Construction finished this month, just in time for another season of heavy rains.

The house wasn’t easy to build. Ironically, part of the problem was the terrible weather.

“Water is by far the biggest enemy of the construction industry,” says Ruth Deans from Baca Architects, the firm that designed the house. “Inclement weather often slows down building work, but in our case as the U.K. experience one of its worst winters in memory, it completely halted all progress.”

Building an amphibious house–especially on an island, where everything has to be transported by boat–was also difficult. “It was by far the hardest site our firm has ever faced,” Deans says. “As the house weighs the equivalent of 170 cars, lifting it was a particularly unique challenge.”


The amphibious design is about 25% more expensive than building a house with a normal foundation. Still, the architects argue that it’s a reasonable solution for more houses in floodplains, and maybe even entire communities.

“Amphibious construction to date has only been used in small buildings, but it has the potential to overcome flood risk on a much larger scale by creating whole floating platforms, or even floating villages and towns,” says Deans. “This could provide a cost effective solution to regenerating or preserving important sites where relocating residents and communities would have dire social and economic consequences.”

But should we be rebuilding houses on flood-prone places at all? For Baca Architects, which has used different waterproofing techniques to design for places like the Netherlands and New Orleans, the answer seems to be yes. The firm recently wrote a new book illustrating their theories on how buildings and cities can be designed to live with water.


About the author

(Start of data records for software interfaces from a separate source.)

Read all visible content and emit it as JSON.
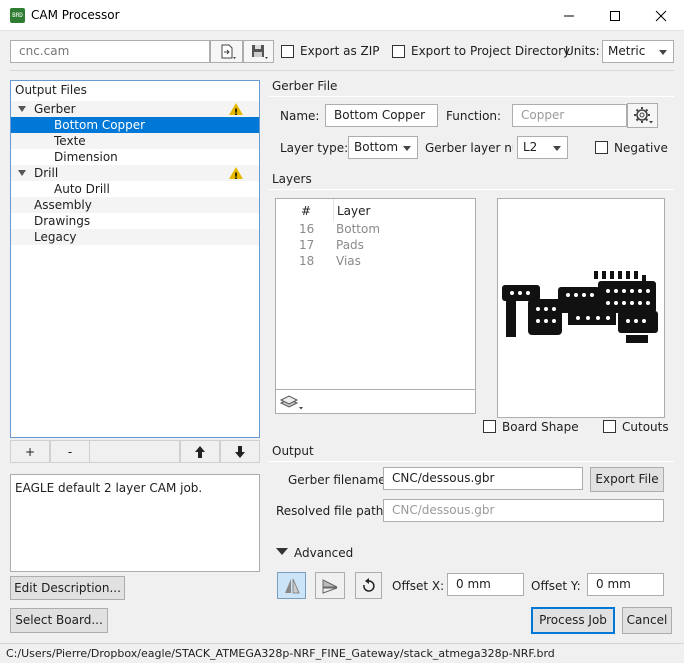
{
  "window": {
    "title": "CAM Processor",
    "app_icon_text": "BRD"
  },
  "toolbar": {
    "cam_file": "cnc.cam",
    "export_zip_label": "Export as ZIP",
    "export_zip_checked": false,
    "export_project_dir_label": "Export to Project Directory",
    "export_project_dir_checked": false,
    "units_label": "Units:",
    "units_value": "Metric"
  },
  "output_files": {
    "header": "Output Files",
    "items": [
      {
        "label": "Gerber",
        "level": 0,
        "expanded": true,
        "warning": true
      },
      {
        "label": "Bottom Copper",
        "level": 1,
        "selected": true
      },
      {
        "label": "Texte",
        "level": 1
      },
      {
        "label": "Dimension",
        "level": 1
      },
      {
        "label": "Drill",
        "level": 0,
        "expanded": true,
        "warning": true
      },
      {
        "label": "Auto Drill",
        "level": 1
      },
      {
        "label": "Assembly",
        "level": 0
      },
      {
        "label": "Drawings",
        "level": 0
      },
      {
        "label": "Legacy",
        "level": 0
      }
    ],
    "add_label": "+",
    "remove_label": "-"
  },
  "description": {
    "text": "EAGLE default 2 layer CAM job.",
    "edit_button": "Edit Description..."
  },
  "select_board_button": "Select Board...",
  "gerber_file": {
    "group_label": "Gerber File",
    "name_label": "Name:",
    "name_value": "Bottom Copper",
    "function_label": "Function:",
    "function_value": "Copper",
    "layer_type_label": "Layer type:",
    "layer_type_value": "Bottom",
    "gerber_layer_label": "Gerber layer nur",
    "gerber_layer_value": "L2",
    "negative_label": "Negative",
    "negative_checked": false
  },
  "layers": {
    "group_label": "Layers",
    "col_num": "#",
    "col_layer": "Layer",
    "rows": [
      {
        "num": "16",
        "name": "Bottom"
      },
      {
        "num": "17",
        "name": "Pads"
      },
      {
        "num": "18",
        "name": "Vias"
      }
    ],
    "board_shape_label": "Board Shape",
    "board_shape_checked": false,
    "cutouts_label": "Cutouts",
    "cutouts_checked": false
  },
  "output": {
    "group_label": "Output",
    "gerber_filename_label": "Gerber filename:",
    "gerber_filename_value": "CNC/dessous.gbr",
    "export_file_button": "Export File",
    "resolved_path_label": "Resolved file path:",
    "resolved_path_value": "CNC/dessous.gbr"
  },
  "advanced": {
    "label": "Advanced",
    "offset_x_label": "Offset X:",
    "offset_x_value": "0 mm",
    "offset_y_label": "Offset Y:",
    "offset_y_value": "0 mm"
  },
  "actions": {
    "process_job": "Process Job",
    "cancel": "Cancel"
  },
  "status": {
    "path": "C:/Users/Pierre/Dropbox/eagle/STACK_ATMEGA328p-NRF_FINE_Gateway/stack_atmega328p-NRF.brd"
  },
  "colors": {
    "accent": "#0078d7",
    "warning": "#e6b800"
  }
}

Adele Peters is a staff writer at Fast Company who focuses on solutions to some of the world's largest problems, from climate change to homelessness. Previously, she worked with GOOD, BioLite, and the Sustainable Products and Solutions program at UC Berkeley.